Barack Obama repeatedly promised Israel's leaders yesterday that its security would remain "paramount" while he promoted efforts to resolve their conflict with the Palestinians early in his first term if elected.
The Democratic nominee went out of his way to reassure Israelis and Jewish voters in the US that an Obama presidency would even strengthen "the historic and special relationship" between the two countries – "one that cannot be broken".
Mr Obama also sought to allay Israeli anxieties about his willingness to meet Iranian leaders if he thought it would serve US interests. A nuclear Iran would be a "game-changing situation" that "would pose a grave threat, and the world must prevent Iran from obtaining a nuclear weapon," he said.
Standing in front of a symbolic display of exploded Qassam rockets at the police station in Sderot, which has borne the brunt of attacks from Gaza, Mr Obama declared: "America must always stand up for Israel's right to defend itself against those who threaten its people"
Mr Obama was frank in a CBS interview earlier about partly using his 24-hour trip to Israel – punctuated by an hour-long visit to Ramallah for talks with the Palestinian President Mahmoud Abbas – to counterbalance support among Israelis for his rival John McCain by making clear his own "abiding commitment" to Israel's security.
But while reassuring top Israeli ministers – and the right-wing opposition leader Benjamin Netanyahu – that he would never pressure Israel to make a deal with the Palestinians that compromised its security, he left himself room for an active role in the negotiating process.
He added: "What is also true is that I believe that it is strongly in the interest of Israel's security to arrive at a lasting peace with the Palestinian people.
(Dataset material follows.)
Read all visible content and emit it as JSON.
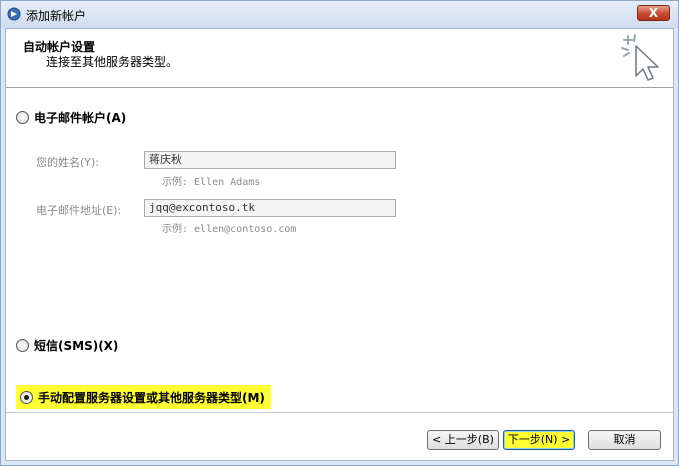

I don't think those positions are contradictory. I think they are complementary."
And while insisting that the US could not "dictate" terms to the parties, he made clear – in an unspoken contrast with both Presidents Clinton and George W Bush – that he would not wait "until a few years into my term or my second term... in order to get the process moving." Adding that there was a "window right now that needs to be taken advantage of" because of willingness for a deal in the Palestinian leadership and the Israeli public, he warned: "I also think there's a population on both sides that is becoming increasingly frustrated with the lack of progress, and where there's hopelessness and despair, that can often turn in a bad direction." He said it would be "hard" to negotiate with Hamas while it rejected Israel and espoused attacks on its citizens.
Having alarmed Palestinians by his earlier declaration – which he then all but retracted – that Jerusalem would be the "undivided" capital of Israel, he yesterday made clear that the future of the city, which Palestinian negotiators insist must also be their capital, was a matter for discussion between the two sides.
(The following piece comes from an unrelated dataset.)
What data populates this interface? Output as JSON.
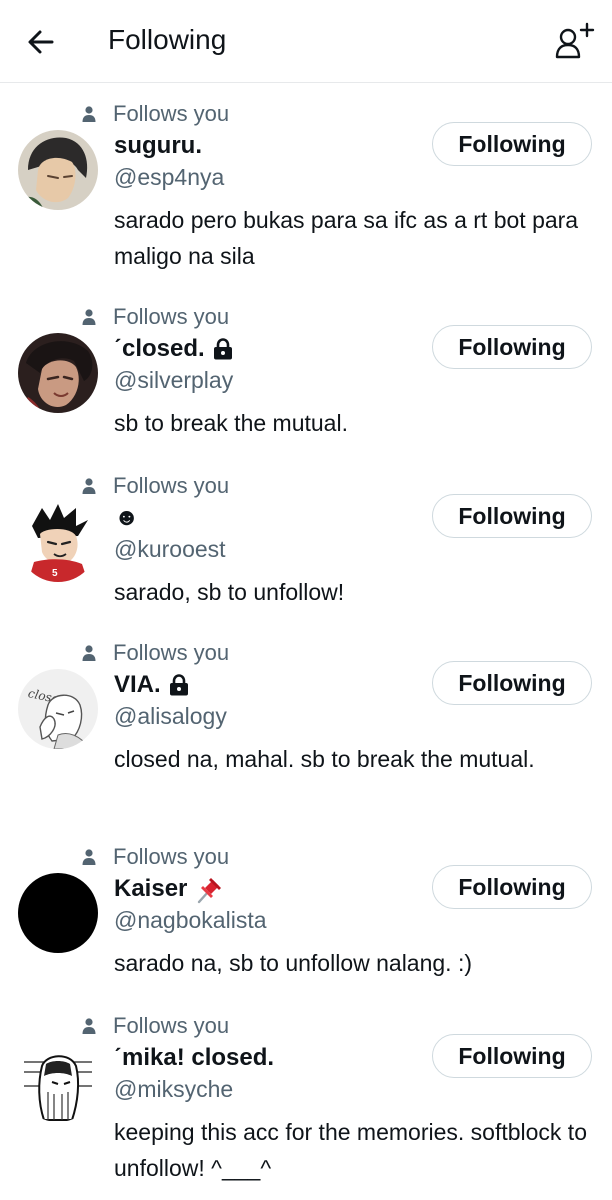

Kadoura Fares, a senior Fatah figure in the West Bank, still complained that the "correction" was not enough. And a Hamas spokesman, Fawzi Barhoum, complained that the candidate "wants to go to the White House through Tel Aviv, at the expense of the Palestinians".
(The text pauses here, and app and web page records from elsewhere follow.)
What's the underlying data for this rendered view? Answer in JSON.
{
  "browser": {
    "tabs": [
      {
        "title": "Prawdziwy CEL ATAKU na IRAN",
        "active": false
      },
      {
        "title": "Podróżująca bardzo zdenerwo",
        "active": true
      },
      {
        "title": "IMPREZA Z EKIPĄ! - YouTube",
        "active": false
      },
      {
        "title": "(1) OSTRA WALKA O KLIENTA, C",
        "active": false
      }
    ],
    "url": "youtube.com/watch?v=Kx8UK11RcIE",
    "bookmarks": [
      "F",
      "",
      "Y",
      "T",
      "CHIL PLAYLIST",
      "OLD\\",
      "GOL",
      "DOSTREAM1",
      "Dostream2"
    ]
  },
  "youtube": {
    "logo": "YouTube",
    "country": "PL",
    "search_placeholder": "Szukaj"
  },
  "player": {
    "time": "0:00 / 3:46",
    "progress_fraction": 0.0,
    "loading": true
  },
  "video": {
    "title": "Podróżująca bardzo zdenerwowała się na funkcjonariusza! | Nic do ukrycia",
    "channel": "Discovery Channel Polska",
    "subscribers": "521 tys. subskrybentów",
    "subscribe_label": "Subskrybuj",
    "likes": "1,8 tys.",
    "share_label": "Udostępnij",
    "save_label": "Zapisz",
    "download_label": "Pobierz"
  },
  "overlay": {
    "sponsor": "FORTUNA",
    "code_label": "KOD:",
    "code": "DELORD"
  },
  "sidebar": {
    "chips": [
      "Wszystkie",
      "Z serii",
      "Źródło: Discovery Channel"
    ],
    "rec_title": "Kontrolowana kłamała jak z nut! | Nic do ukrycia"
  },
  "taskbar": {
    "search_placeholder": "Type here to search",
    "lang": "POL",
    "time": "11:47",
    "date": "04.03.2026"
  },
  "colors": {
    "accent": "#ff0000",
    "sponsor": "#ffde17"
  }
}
That charge is unlikely to worry the Obama campaign, which was thrown on to the defensive after another Hamas official, Ahmed Yousef, said earlier this year that he hoped the senator would win the presidential election. Signing the visitor's book at the Yad Vashem holocaust memorial museum earlier in the day, the senator wrote: "At a time of great peril and torment, war and strife, we are blessed to have such a powerful reminder of man's potential for great evil, but also our capacity to rise up from tragedy and remake our world."